*** Begin section ***
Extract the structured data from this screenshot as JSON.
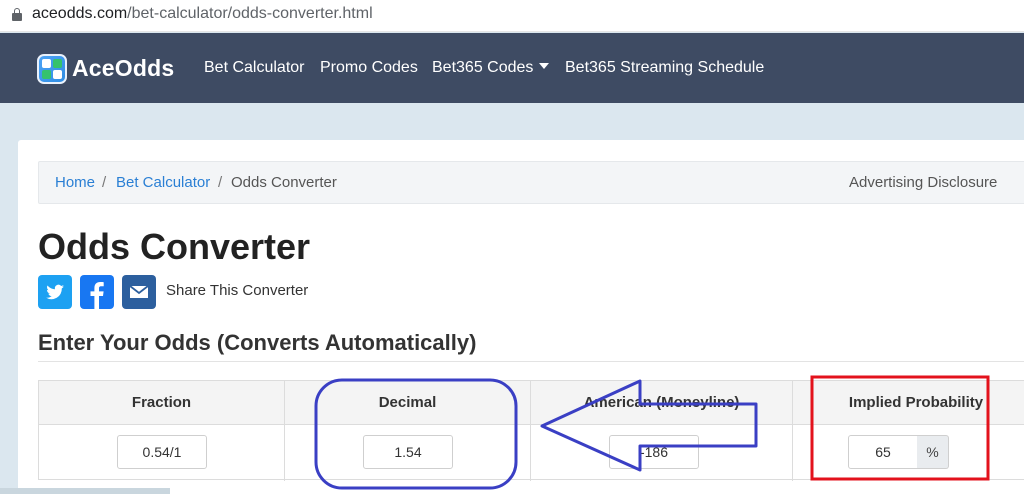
{
  "browser": {
    "url_host": "aceodds.com",
    "url_path": "/bet-calculator/odds-converter.html"
  },
  "navbar": {
    "logo": "AceOdds",
    "links": [
      {
        "label": "Bet Calculator"
      },
      {
        "label": "Promo Codes"
      },
      {
        "label": "Bet365 Codes"
      },
      {
        "label": "Bet365 Streaming Schedule"
      }
    ]
  },
  "breadcrumb": {
    "home": "Home",
    "sep": "/",
    "parent": "Bet Calculator",
    "current": "Odds Converter",
    "disclosure": "Advertising Disclosure"
  },
  "page": {
    "title": "Odds Converter",
    "share_label": "Share This Converter",
    "section_title": "Enter Your Odds (Converts Automatically)"
  },
  "converter": {
    "headers": {
      "fraction": "Fraction",
      "decimal": "Decimal",
      "american": "American (Moneyline)",
      "probability": "Implied Probability"
    },
    "values": {
      "fraction": "0.54/1",
      "decimal": "1.54",
      "american": "-186",
      "probability": "65",
      "percent_sign": "%"
    }
  },
  "annotations": {
    "ellipse_color": "#3a3fc4",
    "arrow_color": "#3a3fc4",
    "box_color": "#e3121c"
  },
  "colors": {
    "navbar": "#3e4b63",
    "link": "#2a7fd4"
  }
}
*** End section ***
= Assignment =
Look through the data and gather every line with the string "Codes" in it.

= Written solution =
        "label": "Promo Codes"
        "label": "Bet365 Codes"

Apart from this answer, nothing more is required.